Special thanks to Paul Schneider of Chitownontap.com (on the right in the first image) who will be working at the brewery this summer. His early interview with the boys of Solemn Oath was published in The Chicagoist.
Beer geeks talk. And beer geeks share. Every once in awhile, you realize that you and a few close friends end up with a serious score all at the same time — and a home tasting is almost mandatory.
This month, my friend Kunal got ahold of a couple bottles of Founder’s Kentucky Bourbon Stout. No, he didn’t sleep in a tent overnight in Grand Rapids to get it — he’s a patient hunter. He just kept checking the traps at his local six-packs in River North, Chicago until one of them was full.
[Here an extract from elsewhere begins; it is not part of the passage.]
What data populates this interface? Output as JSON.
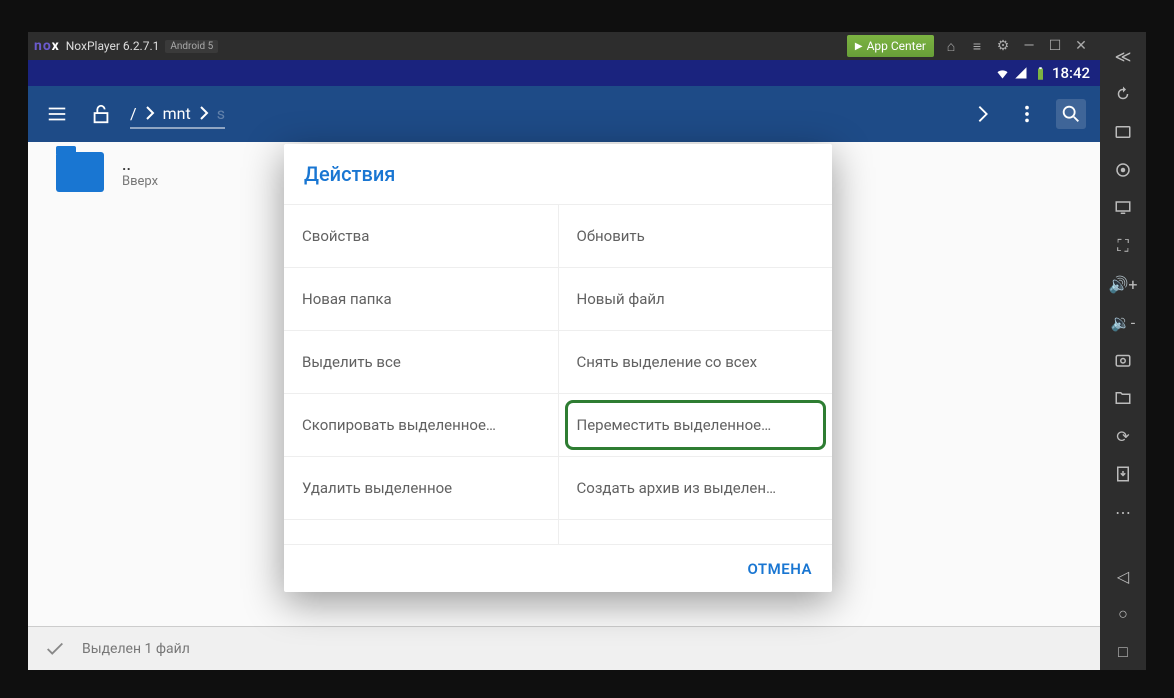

And Doug, the master of the beer cellar I visit from time to time, and who pulled together the lion’s share of the Abyss 5-year vertical we put on last December, got ahold of a Goose Island King Henry he was dying to open.
Speaking of Abyss — I contributed a 2011 from my recent visit to Deschutes Brewpub in Portland, OR. And to break it up, we sourced a Three Floyds Zombie Dust (now in wide circulation) and a Hair of the Dog Blue Dot also from my Portland hunt.
Kentucky Breakfast Stout — A strong stout with vanilla and coffee flavors that mellow out beautifully as it warms, making it perfect for a small pour. Solid bourbon notes come through, but don’t make it boozy. Flavors are clear and bright — this beer has an incredible constitution.
Abyss — This stout is always amazing. When it’s relatively ”fresh” the cocoa nib, fruit and vanilla come through. This beer is aged in both oak and bourbon barrels, then mixed before bottling. The result is a particularly nuanced barrel profile with bourbon and charred oak flavors. The older it gets, the boozier it gets and the dark fruit flavors become more pronounced. For now, it’s more honest, less mysterious.
King Henry — The newest of these big beers, King Henry is a barleywine aged in barrels previously used to age Bourbon County Rare Stout (23-year-old Pappy Van Winkel barrels). Some great raisin, vanilla and almost coconut flavors in this one, but with that signature barleywine brightness and some light brown sugar. It was more subtle and surprising than any barleywine I’ve had to date.
Blue Dot — Hair of the Dog’s Imperial IPA. An incredible hop profile — all big and bitter, but mellow with organic pilsner and rye malts that provide a great balance. This does a great job of stripping your palate and opening you up to every note that passes. Beautiful lemon meringue color.
Zombie Dust — Go get some. The Chicago area is covered with this new Pale Ale from Three Floyds right now. Dark gold color, sharp bitterness and a sweet, refreshing finish. Dare I say sessionable?